Apple engineer briefly discusses early iPhone work, hardware development securityEx-Apple engineer Terry Lambert responsible for a large portion of the OS X kernel took to Quora to answer a question about the genesis of the iPhone, and surrounding secrecy.
In the Quora post asking about the original iPhone, Lambert claims that he wrote 6% of the MacOS Kernel as measured by lines of code, or about 100,000 lines a year, much of which was repurposed for the iOS kernel.
Calling the original effort "Project Purple," Lambert said that he was brought in "late in the game" and mostly for debugging purposes. The engineer discussed not even seeing the product he was working on initially.
"I got taken into areas where there were black cloths everywhere," said Lambert. "I only got to see the machine doing the remote debugging, not the target —but it was obviously an ARM based system."

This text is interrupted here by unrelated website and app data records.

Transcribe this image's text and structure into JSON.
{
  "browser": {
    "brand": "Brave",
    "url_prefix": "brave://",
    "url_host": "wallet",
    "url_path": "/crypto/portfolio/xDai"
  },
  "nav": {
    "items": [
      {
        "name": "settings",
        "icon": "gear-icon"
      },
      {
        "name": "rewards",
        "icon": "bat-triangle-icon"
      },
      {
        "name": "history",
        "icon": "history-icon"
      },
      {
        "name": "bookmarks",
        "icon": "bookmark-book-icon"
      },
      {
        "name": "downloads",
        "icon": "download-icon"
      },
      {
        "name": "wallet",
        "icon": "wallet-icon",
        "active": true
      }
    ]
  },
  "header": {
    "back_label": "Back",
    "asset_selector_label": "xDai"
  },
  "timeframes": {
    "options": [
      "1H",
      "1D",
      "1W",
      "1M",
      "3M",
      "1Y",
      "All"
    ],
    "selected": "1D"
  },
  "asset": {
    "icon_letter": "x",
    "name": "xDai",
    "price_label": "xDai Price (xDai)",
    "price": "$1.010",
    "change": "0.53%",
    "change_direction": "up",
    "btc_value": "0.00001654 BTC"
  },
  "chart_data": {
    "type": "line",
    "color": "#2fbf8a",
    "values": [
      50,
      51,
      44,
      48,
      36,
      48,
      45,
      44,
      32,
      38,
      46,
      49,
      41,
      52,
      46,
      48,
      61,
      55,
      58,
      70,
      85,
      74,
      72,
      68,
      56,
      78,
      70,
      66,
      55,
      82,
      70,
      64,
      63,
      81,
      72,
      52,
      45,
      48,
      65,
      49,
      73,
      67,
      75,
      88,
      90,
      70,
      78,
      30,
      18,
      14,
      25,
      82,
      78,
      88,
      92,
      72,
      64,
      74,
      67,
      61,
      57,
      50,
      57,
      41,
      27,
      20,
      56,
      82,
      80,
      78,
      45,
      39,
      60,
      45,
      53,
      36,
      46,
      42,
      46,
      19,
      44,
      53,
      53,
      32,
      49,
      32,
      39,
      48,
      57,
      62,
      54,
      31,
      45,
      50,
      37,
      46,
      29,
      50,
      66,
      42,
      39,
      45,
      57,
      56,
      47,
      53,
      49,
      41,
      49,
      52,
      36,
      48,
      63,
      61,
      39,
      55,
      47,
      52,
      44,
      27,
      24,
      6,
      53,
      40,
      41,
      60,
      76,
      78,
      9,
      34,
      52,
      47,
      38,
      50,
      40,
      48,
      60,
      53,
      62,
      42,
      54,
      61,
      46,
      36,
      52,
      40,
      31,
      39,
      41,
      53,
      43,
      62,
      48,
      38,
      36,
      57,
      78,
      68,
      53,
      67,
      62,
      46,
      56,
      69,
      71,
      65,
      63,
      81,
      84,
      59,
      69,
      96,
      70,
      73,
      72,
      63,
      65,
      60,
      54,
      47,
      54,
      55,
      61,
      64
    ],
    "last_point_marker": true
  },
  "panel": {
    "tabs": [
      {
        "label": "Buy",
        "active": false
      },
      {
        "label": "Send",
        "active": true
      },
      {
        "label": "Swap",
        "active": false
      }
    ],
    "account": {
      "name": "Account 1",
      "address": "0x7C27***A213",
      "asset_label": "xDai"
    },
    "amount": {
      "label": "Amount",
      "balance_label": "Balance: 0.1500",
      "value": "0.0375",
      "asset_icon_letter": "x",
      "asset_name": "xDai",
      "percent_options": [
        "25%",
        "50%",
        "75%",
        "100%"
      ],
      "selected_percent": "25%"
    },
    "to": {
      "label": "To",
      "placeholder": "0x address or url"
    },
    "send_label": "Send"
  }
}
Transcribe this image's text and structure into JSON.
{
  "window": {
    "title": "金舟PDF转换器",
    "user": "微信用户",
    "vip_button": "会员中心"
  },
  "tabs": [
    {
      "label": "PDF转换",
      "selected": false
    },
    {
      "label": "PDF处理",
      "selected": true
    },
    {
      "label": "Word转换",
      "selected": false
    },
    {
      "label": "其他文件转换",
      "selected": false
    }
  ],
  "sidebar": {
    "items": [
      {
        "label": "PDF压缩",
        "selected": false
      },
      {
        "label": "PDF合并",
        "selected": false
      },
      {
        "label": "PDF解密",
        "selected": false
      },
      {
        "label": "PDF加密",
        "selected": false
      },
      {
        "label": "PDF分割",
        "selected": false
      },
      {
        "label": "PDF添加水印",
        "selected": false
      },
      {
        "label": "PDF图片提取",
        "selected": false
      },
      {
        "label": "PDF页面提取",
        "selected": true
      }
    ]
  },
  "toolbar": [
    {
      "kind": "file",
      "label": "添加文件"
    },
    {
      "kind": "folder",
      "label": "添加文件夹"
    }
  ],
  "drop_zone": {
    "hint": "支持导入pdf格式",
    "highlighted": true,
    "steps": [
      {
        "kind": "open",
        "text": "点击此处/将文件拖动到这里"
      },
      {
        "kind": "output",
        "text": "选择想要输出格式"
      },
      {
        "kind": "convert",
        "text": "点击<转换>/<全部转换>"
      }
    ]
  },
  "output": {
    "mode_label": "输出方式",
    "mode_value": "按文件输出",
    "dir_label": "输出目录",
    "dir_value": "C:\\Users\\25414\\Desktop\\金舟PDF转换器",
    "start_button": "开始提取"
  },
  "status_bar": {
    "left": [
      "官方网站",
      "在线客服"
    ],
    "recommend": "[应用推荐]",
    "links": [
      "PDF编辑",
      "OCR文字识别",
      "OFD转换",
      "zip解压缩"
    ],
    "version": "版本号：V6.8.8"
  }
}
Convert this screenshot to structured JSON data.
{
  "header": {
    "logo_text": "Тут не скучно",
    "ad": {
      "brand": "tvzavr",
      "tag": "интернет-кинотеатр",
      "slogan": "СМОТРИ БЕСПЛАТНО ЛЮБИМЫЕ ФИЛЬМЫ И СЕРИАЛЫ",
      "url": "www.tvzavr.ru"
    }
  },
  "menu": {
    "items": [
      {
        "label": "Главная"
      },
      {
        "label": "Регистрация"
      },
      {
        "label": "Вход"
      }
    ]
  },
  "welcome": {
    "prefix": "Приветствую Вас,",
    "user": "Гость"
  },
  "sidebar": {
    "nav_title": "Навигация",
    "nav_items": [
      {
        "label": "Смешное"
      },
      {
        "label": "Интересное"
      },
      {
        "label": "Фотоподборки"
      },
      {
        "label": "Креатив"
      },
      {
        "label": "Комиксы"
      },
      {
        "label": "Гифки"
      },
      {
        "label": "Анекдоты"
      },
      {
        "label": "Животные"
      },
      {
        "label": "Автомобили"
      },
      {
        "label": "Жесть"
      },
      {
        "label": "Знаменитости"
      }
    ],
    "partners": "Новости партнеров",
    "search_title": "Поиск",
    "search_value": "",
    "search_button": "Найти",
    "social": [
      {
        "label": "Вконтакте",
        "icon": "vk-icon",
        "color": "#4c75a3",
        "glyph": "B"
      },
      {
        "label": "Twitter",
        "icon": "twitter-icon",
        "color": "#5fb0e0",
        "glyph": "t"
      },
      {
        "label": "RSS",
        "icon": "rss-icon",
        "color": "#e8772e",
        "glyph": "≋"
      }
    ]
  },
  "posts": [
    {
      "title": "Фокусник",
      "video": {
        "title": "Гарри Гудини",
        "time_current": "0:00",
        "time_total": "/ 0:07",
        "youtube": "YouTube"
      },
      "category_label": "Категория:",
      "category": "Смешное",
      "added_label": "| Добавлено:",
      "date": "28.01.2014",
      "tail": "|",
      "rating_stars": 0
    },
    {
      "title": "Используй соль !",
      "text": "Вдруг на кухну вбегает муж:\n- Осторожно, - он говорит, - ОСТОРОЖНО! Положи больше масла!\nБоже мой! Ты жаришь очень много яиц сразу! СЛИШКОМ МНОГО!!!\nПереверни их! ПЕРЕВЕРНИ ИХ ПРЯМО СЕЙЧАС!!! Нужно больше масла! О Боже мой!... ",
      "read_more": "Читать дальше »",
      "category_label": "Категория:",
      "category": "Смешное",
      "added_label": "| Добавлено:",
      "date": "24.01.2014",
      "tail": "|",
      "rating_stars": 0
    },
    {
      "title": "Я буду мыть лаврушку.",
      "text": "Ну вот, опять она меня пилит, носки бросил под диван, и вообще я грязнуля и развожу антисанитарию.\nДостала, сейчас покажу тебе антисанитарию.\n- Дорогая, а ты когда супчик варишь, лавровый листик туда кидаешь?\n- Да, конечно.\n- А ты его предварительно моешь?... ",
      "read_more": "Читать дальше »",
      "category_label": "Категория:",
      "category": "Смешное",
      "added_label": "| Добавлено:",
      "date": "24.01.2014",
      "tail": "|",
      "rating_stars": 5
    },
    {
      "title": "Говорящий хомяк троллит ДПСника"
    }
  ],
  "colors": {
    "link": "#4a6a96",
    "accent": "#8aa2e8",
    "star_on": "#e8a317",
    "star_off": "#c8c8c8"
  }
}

Lambert confirmed the suspicion that Apple uses multiple names for the same project, probably as an effort to suss out leakers.
"Another thing that Apple does is they give different code names to different groups," recalled Lambert. "In other words you may be working on the same project as someone else, and not actually know it. Or be allowed to discuss it."
Apple CEO Steve Jobs famously had tiers of access to the building that the iPhone was being developed in. In a form of compartmentalized security, engineers working on the least secret aspects of the program were limited to just that aspect, with workers involved on the core of the hardware, including the material design, had many tiers of security to pass thorough.
"You may have access to the regular lab, but not the 'secret lab,'" said Lambert. "You didn't really get to see the form factor, because when you are doing the initial work, it's all prototypes on plexiglass."
Lambert worked for IBM for several years in the '90s before joining Apple in 2003. The coder left Apple in Oct. 2010 to spend about two years at Google.